We have another post from our blog contributor, Jack Matthews, from HomePorts Village program in Chestertown, Maryland. His reflections on using technology give me hope and inspiration. Also the importance of family nearby. The capacity to keep a positive attitude and be realistic about planning for a future when additional support might be needed, shows us how to be responsible for lifelong planning, and mindful of the importance. So remain open to learn new things and interact happily with younger generations!
This story is being typed on a Bluetooth keyboard on a tv table, but the print is on an iPad on our dining room table nearby. It will be printed on a wireless printer at the other end of the table. This is what makes growing old exciting to me, in my 90th year.
I enjoy every day, look forward to every tomorrow. I have eliminated TV and the home phone, but I do have a Jitterbug cell phone, an iPad, and a laptop. The latter two provide unlimited news, information and communication. When I get older I may get a smart phone so our great granddaughter can show me how to use it. Then I think I will be unstoppable … if I can just get started.

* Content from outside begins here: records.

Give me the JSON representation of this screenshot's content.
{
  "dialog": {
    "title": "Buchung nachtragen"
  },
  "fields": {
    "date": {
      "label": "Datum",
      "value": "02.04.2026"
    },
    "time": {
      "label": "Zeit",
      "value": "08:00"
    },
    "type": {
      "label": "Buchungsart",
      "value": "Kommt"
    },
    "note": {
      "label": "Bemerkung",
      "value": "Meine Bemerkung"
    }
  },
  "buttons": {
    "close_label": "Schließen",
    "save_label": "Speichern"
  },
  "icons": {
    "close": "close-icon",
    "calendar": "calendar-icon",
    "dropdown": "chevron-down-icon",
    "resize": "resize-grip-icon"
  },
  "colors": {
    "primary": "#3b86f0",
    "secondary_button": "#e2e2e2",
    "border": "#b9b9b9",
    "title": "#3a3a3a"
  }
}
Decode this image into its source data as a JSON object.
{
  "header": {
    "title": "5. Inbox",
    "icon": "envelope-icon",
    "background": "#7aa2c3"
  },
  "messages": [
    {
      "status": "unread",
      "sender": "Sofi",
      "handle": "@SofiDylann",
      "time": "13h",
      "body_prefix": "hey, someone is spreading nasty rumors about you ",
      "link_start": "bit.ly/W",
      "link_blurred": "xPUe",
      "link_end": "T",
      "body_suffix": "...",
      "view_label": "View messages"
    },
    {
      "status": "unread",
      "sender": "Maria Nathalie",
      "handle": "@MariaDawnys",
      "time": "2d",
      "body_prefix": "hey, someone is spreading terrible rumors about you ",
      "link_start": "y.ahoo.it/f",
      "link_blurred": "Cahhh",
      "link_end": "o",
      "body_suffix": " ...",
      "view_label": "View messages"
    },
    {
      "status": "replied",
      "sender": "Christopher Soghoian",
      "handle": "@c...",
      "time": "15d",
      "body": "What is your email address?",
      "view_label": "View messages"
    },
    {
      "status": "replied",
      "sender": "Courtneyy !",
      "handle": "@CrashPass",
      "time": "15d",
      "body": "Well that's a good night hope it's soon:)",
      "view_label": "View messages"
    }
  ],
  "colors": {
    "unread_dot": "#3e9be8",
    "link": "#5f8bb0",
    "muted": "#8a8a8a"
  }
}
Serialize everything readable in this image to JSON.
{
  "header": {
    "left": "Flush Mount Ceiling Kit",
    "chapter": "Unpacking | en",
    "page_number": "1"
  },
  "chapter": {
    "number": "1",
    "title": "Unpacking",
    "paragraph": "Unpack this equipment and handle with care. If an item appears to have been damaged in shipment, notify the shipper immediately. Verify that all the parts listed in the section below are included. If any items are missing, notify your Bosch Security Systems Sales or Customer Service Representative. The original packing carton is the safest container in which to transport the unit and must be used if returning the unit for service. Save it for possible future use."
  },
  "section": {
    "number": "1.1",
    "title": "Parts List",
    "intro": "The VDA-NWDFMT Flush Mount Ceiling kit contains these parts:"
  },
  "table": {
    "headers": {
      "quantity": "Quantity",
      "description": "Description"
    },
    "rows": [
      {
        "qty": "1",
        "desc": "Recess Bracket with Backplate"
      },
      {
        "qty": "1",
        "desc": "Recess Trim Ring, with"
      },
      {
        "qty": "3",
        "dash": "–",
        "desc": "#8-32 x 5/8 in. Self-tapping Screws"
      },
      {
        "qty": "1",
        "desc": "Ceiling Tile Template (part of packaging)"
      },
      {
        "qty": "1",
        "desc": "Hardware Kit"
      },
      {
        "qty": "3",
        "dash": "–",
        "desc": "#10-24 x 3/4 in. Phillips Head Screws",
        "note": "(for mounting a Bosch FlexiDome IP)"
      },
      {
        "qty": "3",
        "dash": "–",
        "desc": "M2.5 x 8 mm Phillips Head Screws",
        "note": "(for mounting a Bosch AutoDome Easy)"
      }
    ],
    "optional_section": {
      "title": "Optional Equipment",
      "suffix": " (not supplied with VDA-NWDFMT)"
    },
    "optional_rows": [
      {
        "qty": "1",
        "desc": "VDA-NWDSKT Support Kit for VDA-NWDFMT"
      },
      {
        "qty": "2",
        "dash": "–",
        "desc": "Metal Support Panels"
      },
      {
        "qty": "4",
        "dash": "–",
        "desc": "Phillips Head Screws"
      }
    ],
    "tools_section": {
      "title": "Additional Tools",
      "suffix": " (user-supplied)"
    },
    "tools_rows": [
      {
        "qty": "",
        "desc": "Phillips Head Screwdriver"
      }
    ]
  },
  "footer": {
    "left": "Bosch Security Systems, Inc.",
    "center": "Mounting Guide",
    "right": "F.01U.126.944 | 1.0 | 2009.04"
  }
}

My life is not complete because in early January,’14 my wife moved to an Assisted Living Home in Rock Hall, 12 miles away. Diagnosed with Alzheimer’s three years ago, our two children and I finally realized I could not continue providing the day and night care she required. She knows us, converses, but has no short-term memory, so it’s limited. She is content, eats well, sleeps well, and has excellent care. I plan to join her when I can’t take care of myself.
We visit her as often as possible, but I gave up driving a year ago, when my arthritic knees, hips and back were telling me they could not handle an instant emergency, such as a deer, dog, or child, so my rollator and I have to be taxied. Other-wise, I live by myself, eat a careful, healthy diet, get some exercise every day, and sleep well.
I could not do this without a great family: our daughter lives 8 blocks away, shops for me. Our son is Director of Athletics at Washington College, 4 blocks away, visits me at least once a week, and both take me to see their mother when their schedule permits. Most Sunday mornings finds them on our porch, to catch up on our comings and goings from the week, with me. We stay in touch by texting, email or phone.
Aging forces us to evaluate our minds, bodies and energies. If we accept this and plan accordingly, this stage of life can be rewarding. There is still time to dream, to learn, to see, and to do. Each of us is a story, and whatever stage we are in, we should act as if we are the person we want to be. We create our feelings by the thoughts we select.
There are times when I would like to still be driving a vehicle, but I feel fortunate to be living in Kent County where we have an organization that is established to provide services to assist us, 55 and older, to live in our homes as long as possible. HomePorts is a non-profit membership structure that has volunteers for some services, and provides referrals to reliable providers for numerous additional services.
This “village” concept is growing rapidly in Maryland and the U.S., and promises to provide assistance to members who wish to age in their community.
I have called for advice or assistance a number of times and was pleased with the response each time. This also means I have a great resource without calling on our adult children.
For additional information, www.homeports.org or 443.480.0940.